If tax incentives are eliminated, jobs will be eliminated. It's that simple. With more than 330,000 people in Washington unemployed, we don't need to put more people out of work. Instead, I believe we need to get Washington working again.
I wrote an op-ed on this issue for Th
e Columbian. It appeared one week later in the Daily News. If you'd like to read the article, click here.
This week, I hosted a legislative page from the 18th District. Natalie Schiermeister is from Battle Ground. She is a 10th grade student at River Homelink. If you or someone you know would like more information on how to become a legislative page for next year, click here.
Thank you, Natalie, for your work this week. It was a pleasure hosting you. You represented your family and your community well, and I know you'll take this experience with you in your future education and career endeavors.
Now that the Senate has also released its budget proposal, the budget negotiations can begin in earnest. We still have about 10 days left in the 105-day regular session. But because there are significant differences between the two proposals, there is already talk of the session going into overtime. This would be a mistake. Budget writers are not operating in a vacuum. They've known the generalities of the major issues for some time. I've said it before and I'll say it again: if the state doesn't have money for some of the programs that are being cut due to the budget shortfall, we certainly don't have the money to pay legislators to stay in Olympia longer. The estimated $20,000 per day cost of a special session would be a failure in leadership and a slap in the face to Washington taxpayers.
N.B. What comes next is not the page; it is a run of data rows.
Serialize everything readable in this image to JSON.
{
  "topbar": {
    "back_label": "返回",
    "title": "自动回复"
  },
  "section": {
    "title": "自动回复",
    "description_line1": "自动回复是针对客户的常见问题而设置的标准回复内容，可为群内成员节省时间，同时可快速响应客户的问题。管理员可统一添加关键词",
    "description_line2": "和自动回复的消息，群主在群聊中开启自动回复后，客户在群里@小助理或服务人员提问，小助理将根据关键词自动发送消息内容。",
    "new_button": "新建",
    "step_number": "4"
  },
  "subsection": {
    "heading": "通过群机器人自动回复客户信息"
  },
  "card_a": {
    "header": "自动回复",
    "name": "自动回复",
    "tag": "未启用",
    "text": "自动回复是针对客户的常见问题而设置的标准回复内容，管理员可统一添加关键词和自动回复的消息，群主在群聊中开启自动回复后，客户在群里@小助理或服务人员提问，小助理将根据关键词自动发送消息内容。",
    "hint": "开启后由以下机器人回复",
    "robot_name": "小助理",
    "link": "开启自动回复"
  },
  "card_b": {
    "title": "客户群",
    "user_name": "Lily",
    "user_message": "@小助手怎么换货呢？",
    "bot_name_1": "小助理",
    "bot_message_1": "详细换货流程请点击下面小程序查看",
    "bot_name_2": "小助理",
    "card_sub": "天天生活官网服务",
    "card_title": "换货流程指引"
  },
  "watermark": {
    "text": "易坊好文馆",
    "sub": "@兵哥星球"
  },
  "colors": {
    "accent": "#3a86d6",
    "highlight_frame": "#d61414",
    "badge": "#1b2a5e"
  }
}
I'll continue to keep you updated on the budget proposals and other matters of interest over the next few weeks. Hopefully, budget writers can agree on a sustainable and transparent budget so we can all go home on time.